South Asia's unacceptably high road fatalities: Need to bring about changes in emergency-care system
The South Asian region is home to an estimated 1.7 billion people, representing around 25 percent of the world’s population and also accounts for 25 percent of the world’s road crash fatalities.
In 1999, my 17-year-old daughter was killed by an out-of-control bus. The driver had previous infractions of drunk driving. There were several bystanders and passers-by, but no one stopped to help. It is still difficult to think about this profoundly tragic experience.
Who or what should we blame in these instances? The driver who was directly responsible? Or the government, which failed to enforce traffic rules and keep dangerous drivers off the road, or our societal road safety norms which promote risky behaviour and have no provisions for when accidents occur?
When we think of the sheer number of human lives lost in road traffic accidents in the South Asian region, we begin to realise that we need to build our own road safety infrastructure using shared policy initiatives and best practices.
The South Asian region is home to an estimated 1.7 billion people, representing around 25 percent of the world’s population and also accounts for 25 percent of the world’s road crash fatalities. This, although it is the world’s least urbanised region, with only 10 percent of the world’s vehicles.
South Asia is aspirational in terms of economic progress, acquisition of transport vehicles and development of roads. Its automobile market is one of the fastest growing in the world with automobile manufacturers eying the region to increase sales. Despite this projected growth, the region struggles to implement meaningful countermeasures to automobile-related injuries and deaths.
The WHO estimates that about 1.3 million people lose their lives every year to road traffic crashes. Low and middle-income countries bear a disproportionate share in this, with 93 per cent percent of the fatalities taking place in the South Asian region.
The role of non-governmental organisations in mitigating the issue is essential, especially in developing countries. As governments balance competing priorities, NGOs have made increasing headway in promoting road safety measures.
The WHO in collaboration with the Alliance for NGOs has even published a guidebook, Advocating for Emergency Care: A Guide for Non-governmental organizations (2023).
After our daughter’s passing, my husband and I started the Muskaan Foundation for Road Safety, with the aim of building a culture of safety on roads through Awareness, Education, Training and Advocacy. While road safety is not a current priority for India’s government or politicians, as part of civil society, we’ve learned to emphasise and fight for it.
Awareness is key to changing public opinion in favour of road safety legislation. For instance, in 2012, the SaveLIFE Foundation helped pass the Good Samaritan Law through its public interest writ petition in Rajasthan, India.
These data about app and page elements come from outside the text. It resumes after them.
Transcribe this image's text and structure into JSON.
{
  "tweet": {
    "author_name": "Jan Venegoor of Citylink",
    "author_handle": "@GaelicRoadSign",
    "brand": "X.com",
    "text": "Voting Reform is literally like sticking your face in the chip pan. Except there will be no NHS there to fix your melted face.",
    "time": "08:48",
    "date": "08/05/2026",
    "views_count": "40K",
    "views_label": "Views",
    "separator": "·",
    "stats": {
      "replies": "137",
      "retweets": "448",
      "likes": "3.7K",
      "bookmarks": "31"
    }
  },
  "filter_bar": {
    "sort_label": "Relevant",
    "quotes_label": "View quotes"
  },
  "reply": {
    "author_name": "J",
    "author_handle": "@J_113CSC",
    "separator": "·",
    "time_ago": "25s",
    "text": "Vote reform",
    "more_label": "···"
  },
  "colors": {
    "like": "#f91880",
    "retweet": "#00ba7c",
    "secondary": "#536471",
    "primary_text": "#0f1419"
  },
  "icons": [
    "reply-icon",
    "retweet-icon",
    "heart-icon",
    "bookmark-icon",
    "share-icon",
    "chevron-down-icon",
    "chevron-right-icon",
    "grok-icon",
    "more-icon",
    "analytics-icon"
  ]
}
The law protects any Good Samaritan from police and legal procedural hassles and thus encourages speedy help to any road accident victim or any victim of a disaster by bystanders. This was made possible through exemplary legal advocacy by social entrepreneur Piyush Tiwari.
While this law is yet to be passed across India, Muskaan Foundation’s advocacy work and training programmes have helped create awareness about it. By collaborating and sharing expertise and best practices, South Asian countries can reduce these numbers. The World Bank Group study on the trade corridors of the eastern subregion of South Asia highlights the commonalities that represent the factors that undermine road safety in the area. These findings, published in the guidebook, note that:
- Road safety risks in regional trade corridors reflecting network-wide risks.
- Regional crash data management and analysis tools are generally poor quality. There are a few exceptions in certain states of India.
- Regional trade corridor infrastructure is unsafe and functionally deficient.
The wide variety of vehicles—in terms of both size and speed - undermines road safety in South Asian countries. Unsafe road user behaviours, like speeding, the nonuse of seat belts and safety helmets, unsafe overtaking, wrong-way driving, the nonuse of vehicle lights, risky road crossing by pedestrians, heavy vehicle overloading, and driver fatigue.
The humanitarian aim to improve emergency care must precede other changes that have to be brought to ensure safer roads in any country in the region. Implementing the steps laid out in the WHO guidebook can help reduce casualties resulting from a lack of infrastructure in emergency care. It provides step-by-step guidance about what can be done and how well-meaning organisations can bring about a change in the emergency care system in South Asian countries.
(The author is a longtime social activist, writer and translator. She holds a PhD in American Literature from Emory University, Atlanta and is a co-founder and trustee of the Muskaan Foundation for Road Safety in Jaipur, India. Views are personal. By special arrangement with Sapan News )